*** Opening INFORMATION SHOWN ***
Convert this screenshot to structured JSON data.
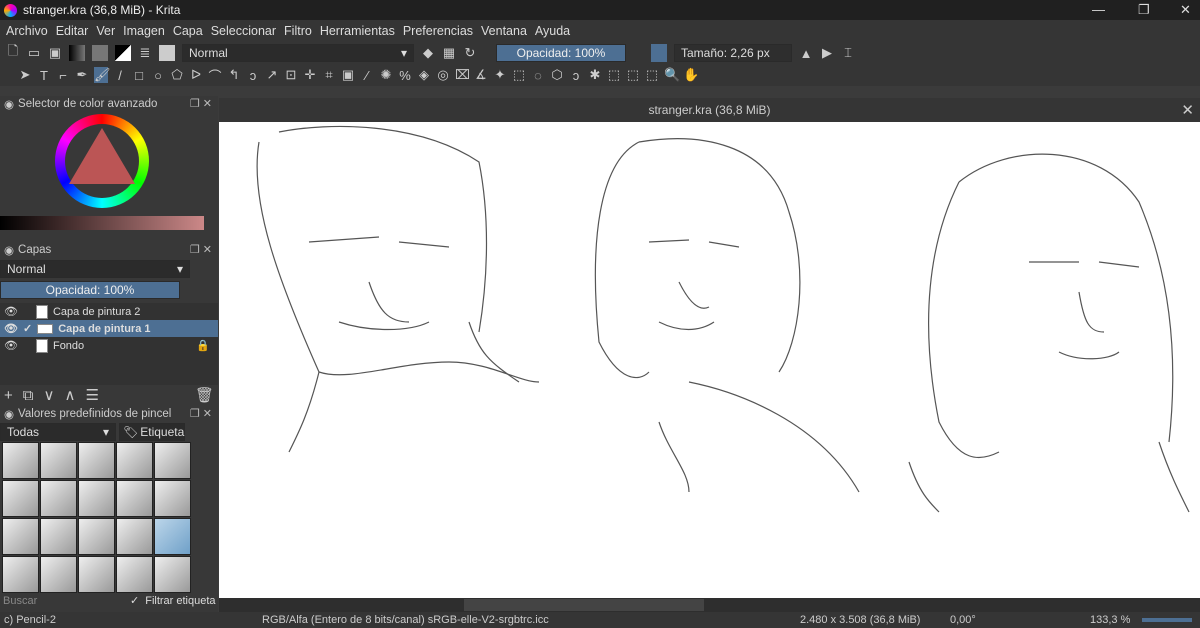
{
  "window": {
    "title": "stranger.kra (36,8 MiB)  - Krita"
  },
  "menu": [
    "Archivo",
    "Editar",
    "Ver",
    "Imagen",
    "Capa",
    "Seleccionar",
    "Filtro",
    "Herramientas",
    "Preferencias",
    "Ventana",
    "Ayuda"
  ],
  "toolbar": {
    "blend_mode": "Normal",
    "opacity": "Opacidad: 100%",
    "size": "Tamaño: 2,26 px"
  },
  "color_selector": {
    "title": "Selector de color avanzado"
  },
  "layers": {
    "title": "Capas",
    "blend_mode": "Normal",
    "opacity": "Opacidad:  100%",
    "items": [
      {
        "name": "Capa de pintura 2",
        "active": false
      },
      {
        "name": "Capa de pintura 1",
        "active": true
      },
      {
        "name": "Fondo",
        "active": false
      }
    ]
  },
  "brushes": {
    "title": "Valores predefinidos de pincel",
    "filter": "Todas",
    "tag": "Etiqueta",
    "search_placeholder": "Buscar",
    "filter_tag": "Filtrar etiqueta"
  },
  "document": {
    "tab_title": "stranger.kra (36,8 MiB)"
  },
  "status": {
    "brush": "c) Pencil-2",
    "color_space": "RGB/Alfa (Entero de 8 bits/canal)  sRGB-elle-V2-srgbtrc.icc",
    "dimensions": "2.480 x 3.508 (36,8 MiB)",
    "rotation": "0,00°",
    "zoom": "133,3 %"
  }
}
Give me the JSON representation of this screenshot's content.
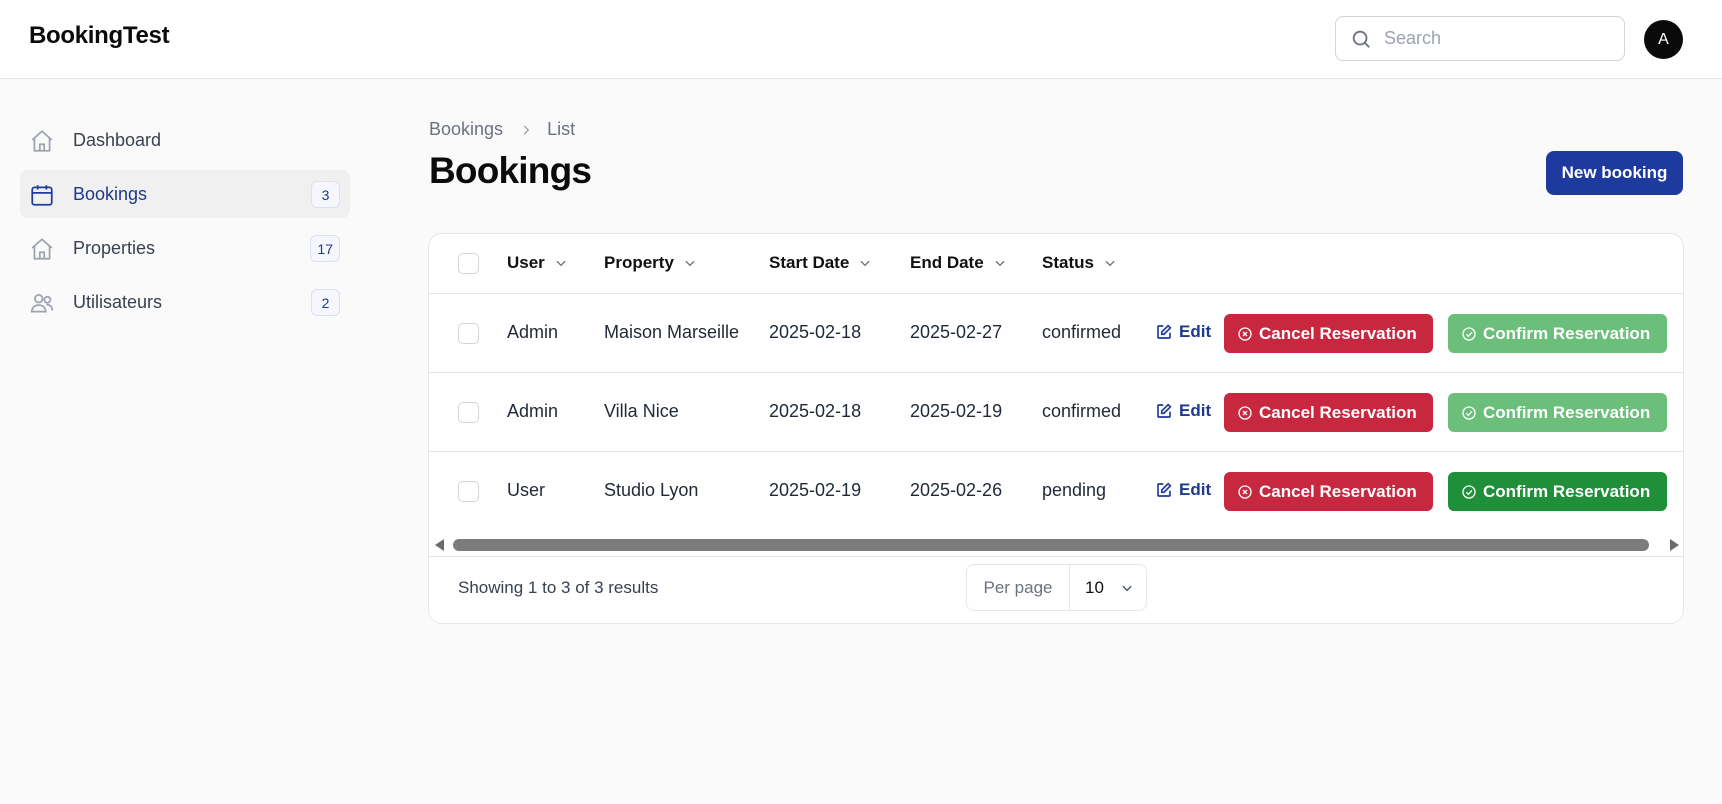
{
  "app": {
    "title": "BookingTest"
  },
  "header": {
    "search_placeholder": "Search",
    "avatar_initial": "A"
  },
  "sidebar": {
    "items": [
      {
        "label": "Dashboard",
        "icon": "home-icon",
        "badge": "",
        "active": false
      },
      {
        "label": "Bookings",
        "icon": "calendar-icon",
        "badge": "3",
        "active": true
      },
      {
        "label": "Properties",
        "icon": "home-icon",
        "badge": "17",
        "active": false
      },
      {
        "label": "Utilisateurs",
        "icon": "users-icon",
        "badge": "2",
        "active": false
      }
    ]
  },
  "breadcrumb": {
    "parent": "Bookings",
    "current": "List"
  },
  "page": {
    "title": "Bookings",
    "new_button": "New booking"
  },
  "table": {
    "columns": [
      "User",
      "Property",
      "Start Date",
      "End Date",
      "Status"
    ],
    "rows": [
      {
        "user": "Admin",
        "property": "Maison Marseille",
        "start": "2025-02-18",
        "end": "2025-02-27",
        "status": "confirmed",
        "confirm_enabled": false
      },
      {
        "user": "Admin",
        "property": "Villa Nice",
        "start": "2025-02-18",
        "end": "2025-02-19",
        "status": "confirmed",
        "confirm_enabled": false
      },
      {
        "user": "User",
        "property": "Studio Lyon",
        "start": "2025-02-19",
        "end": "2025-02-26",
        "status": "pending",
        "confirm_enabled": true
      }
    ],
    "actions": {
      "edit": "Edit",
      "cancel": "Cancel Reservation",
      "confirm": "Confirm Reservation"
    }
  },
  "footer": {
    "results_text": "Showing 1 to 3 of 3 results",
    "per_page_label": "Per page",
    "per_page_value": "10"
  },
  "colors": {
    "primary": "#1e3a9e",
    "danger": "#c8283f",
    "success": "#1f8f3a",
    "success_disabled": "#6bbf7a"
  }
}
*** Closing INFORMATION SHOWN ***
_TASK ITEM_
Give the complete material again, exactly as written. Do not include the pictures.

_SOLUTION FOR THIS EXERCISE_
Convert this screenshot to structured JSON data.
{
  "window": {
    "title": "stranger.kra (36,8 MiB)  - Krita"
  },
  "menu": [
    "Archivo",
    "Editar",
    "Ver",
    "Imagen",
    "Capa",
    "Seleccionar",
    "Filtro",
    "Herramientas",
    "Preferencias",
    "Ventana",
    "Ayuda"
  ],
  "toolbar": {
    "blend_mode": "Normal",
    "opacity": "Opacidad: 100%",
    "size": "Tamaño: 2,26 px"
  },
  "color_selector": {
    "title": "Selector de color avanzado"
  },
  "layers": {
    "title": "Capas",
    "blend_mode": "Normal",
    "opacity": "Opacidad:  100%",
    "items": [
      {
        "name": "Capa de pintura 2",
        "active": false
      },
      {
        "name": "Capa de pintura 1",
        "active": true
      },
      {
        "name": "Fondo",
        "active": false
      }
    ]
  },
  "brushes": {
    "title": "Valores predefinidos de pincel",
    "filter": "Todas",
    "tag": "Etiqueta",
    "search_placeholder": "Buscar",
    "filter_tag": "Filtrar etiqueta"
  },
  "document": {
    "tab_title": "stranger.kra (36,8 MiB)"
  },
  "status": {
    "brush": "c) Pencil-2",
    "color_space": "RGB/Alfa (Entero de 8 bits/canal)  sRGB-elle-V2-srgbtrc.icc",
    "dimensions": "2.480 x 3.508 (36,8 MiB)",
    "rotation": "0,00°",
    "zoom": "133,3 %"
  }
}
Give me the JSON representation of this screenshot's content.
{
  "app": {
    "title": "BookingTest"
  },
  "header": {
    "search_placeholder": "Search",
    "avatar_initial": "A"
  },
  "sidebar": {
    "items": [
      {
        "label": "Dashboard",
        "icon": "home-icon",
        "badge": "",
        "active": false
      },
      {
        "label": "Bookings",
        "icon": "calendar-icon",
        "badge": "3",
        "active": true
      },
      {
        "label": "Properties",
        "icon": "home-icon",
        "badge": "17",
        "active": false
      },
      {
        "label": "Utilisateurs",
        "icon": "users-icon",
        "badge": "2",
        "active": false
      }
    ]
  },
  "breadcrumb": {
    "parent": "Bookings",
    "current": "List"
  },
  "page": {
    "title": "Bookings",
    "new_button": "New booking"
  },
  "table": {
    "columns": [
      "User",
      "Property",
      "Start Date",
      "End Date",
      "Status"
    ],
    "rows": [
      {
        "user": "Admin",
        "property": "Maison Marseille",
        "start": "2025-02-18",
        "end": "2025-02-27",
        "status": "confirmed",
        "confirm_enabled": false
      },
      {
        "user": "Admin",
        "property": "Villa Nice",
        "start": "2025-02-18",
        "end": "2025-02-19",
        "status": "confirmed",
        "confirm_enabled": false
      },
      {
        "user": "User",
        "property": "Studio Lyon",
        "start": "2025-02-19",
        "end": "2025-02-26",
        "status": "pending",
        "confirm_enabled": true
      }
    ],
    "actions": {
      "edit": "Edit",
      "cancel": "Cancel Reservation",
      "confirm": "Confirm Reservation"
    }
  },
  "footer": {
    "results_text": "Showing 1 to 3 of 3 results",
    "per_page_label": "Per page",
    "per_page_value": "10"
  },
  "colors": {
    "primary": "#1e3a9e",
    "danger": "#c8283f",
    "success": "#1f8f3a",
    "success_disabled": "#6bbf7a"
  }
}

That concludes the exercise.